CHRIS, United States Army
Rank: E5 Sergeant
Served In: Iraq (2 tours)
I was born and raised in Topeka, Kansas with my mom and younger brother. The military vein runs deep in my family. My grandpa served in Korea and my uncle was in the National Guard. In addition to my family history and a desire for a higher education, one other critical moment led to my decision to enlist in the Army my Junior year of High School. I was sitting in my first hour class on September 11th 2001, when my teacher received a call and abruptly left class. Shortly after we all learned of the attacks, and that my teacher was a part of the 1-90th and was called to patrol.

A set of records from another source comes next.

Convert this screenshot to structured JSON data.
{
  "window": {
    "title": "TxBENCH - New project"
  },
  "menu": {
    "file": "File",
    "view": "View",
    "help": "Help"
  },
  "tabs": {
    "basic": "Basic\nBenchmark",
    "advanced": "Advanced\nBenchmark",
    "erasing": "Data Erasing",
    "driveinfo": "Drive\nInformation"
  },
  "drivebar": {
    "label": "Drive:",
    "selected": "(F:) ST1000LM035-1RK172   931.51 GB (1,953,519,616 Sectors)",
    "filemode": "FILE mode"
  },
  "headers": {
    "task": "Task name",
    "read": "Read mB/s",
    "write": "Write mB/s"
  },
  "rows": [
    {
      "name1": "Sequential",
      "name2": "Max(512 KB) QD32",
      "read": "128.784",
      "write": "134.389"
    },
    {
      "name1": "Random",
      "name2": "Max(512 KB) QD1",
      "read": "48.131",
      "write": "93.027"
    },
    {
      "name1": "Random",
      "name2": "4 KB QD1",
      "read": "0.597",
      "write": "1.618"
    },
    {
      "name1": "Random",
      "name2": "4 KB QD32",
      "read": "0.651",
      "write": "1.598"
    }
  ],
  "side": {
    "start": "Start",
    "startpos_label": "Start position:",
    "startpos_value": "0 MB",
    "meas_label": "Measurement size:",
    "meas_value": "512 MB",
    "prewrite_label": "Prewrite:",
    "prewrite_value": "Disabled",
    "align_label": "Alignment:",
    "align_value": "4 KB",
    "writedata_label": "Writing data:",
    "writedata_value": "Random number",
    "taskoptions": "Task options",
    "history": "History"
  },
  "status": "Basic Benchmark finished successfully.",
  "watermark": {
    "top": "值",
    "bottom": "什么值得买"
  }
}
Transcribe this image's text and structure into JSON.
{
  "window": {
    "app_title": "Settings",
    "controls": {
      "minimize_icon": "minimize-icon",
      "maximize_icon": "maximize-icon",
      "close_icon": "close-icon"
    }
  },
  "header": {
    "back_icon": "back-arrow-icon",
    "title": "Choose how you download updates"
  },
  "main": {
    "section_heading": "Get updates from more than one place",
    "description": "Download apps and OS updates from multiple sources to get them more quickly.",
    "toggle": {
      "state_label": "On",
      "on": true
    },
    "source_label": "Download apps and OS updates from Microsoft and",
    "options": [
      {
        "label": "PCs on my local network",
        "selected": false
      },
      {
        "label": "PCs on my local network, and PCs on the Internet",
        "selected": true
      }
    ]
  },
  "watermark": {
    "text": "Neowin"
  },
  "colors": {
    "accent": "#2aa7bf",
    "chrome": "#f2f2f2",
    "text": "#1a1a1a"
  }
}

I knew then I wanted to do be a part of the team that would find and hold those who caused this tragic incident accountable.
I spent the summer between my junior and senior year of high school at boot camp. At the end of my senior year I learned I would be deployed to Iraq (one of two eventual tours I would make). My first tour I assumed several roles. My job training was as a mechanic so I worked at a maintenance shop. I also tasked a gun truck, and worked recovery missions to retrieve vehicles and fallen soldiers. Additionally, I was assigned to mortuary affairs where I was a part of a team that would transport those lost in combat from the hospital and take them to the airport so they could be returned to their families. On the second tour I was assigned as a machine gunner the first half and a wrecker operator for the remainder of the tour.
In 2010, I retired from the Army Reserves. I was accepted to Kansas State for mechanical engineering, but was unable to complete my education. I couldn’t focus and the day-to-day seemed petty, weak, and devoid of meaning. I spent a lot of time alone and avoided going out. I didn’t want to be bothered by people. That might seem like an indication that something was wrong, but at the time, I though I was doing fine. I didn’t recognize the signs of PTSD for what they were—but my family did. I was reluctant to listen, but eventually I took what they said to heart, and started to take steps to learn how to better cope with PTSD.
I’ve made progress, but I’m ready for this next chapter with Nero. A large part of my life with PTSD is depression. I share custody with my son, so a large portion of my time is spent alone. I look forward to having someone there by my side at all times. I believe Nero will force me to get out and socialize better. As someone that has had dogs all his life I understand their protective nature and also their innate ability to detect when you are feeling down. Coaching my son’s football team I’m constantly plagued by paranoia, but with Nero watching my back I’ll be able to relax and focus on my son’s team—not the sidelines. For all that Nero will do for me, I hope that my part in this will be for people to understand that dogs serve a purpose outside of household pets—their amazing companionship among other skills has incredible healing powers.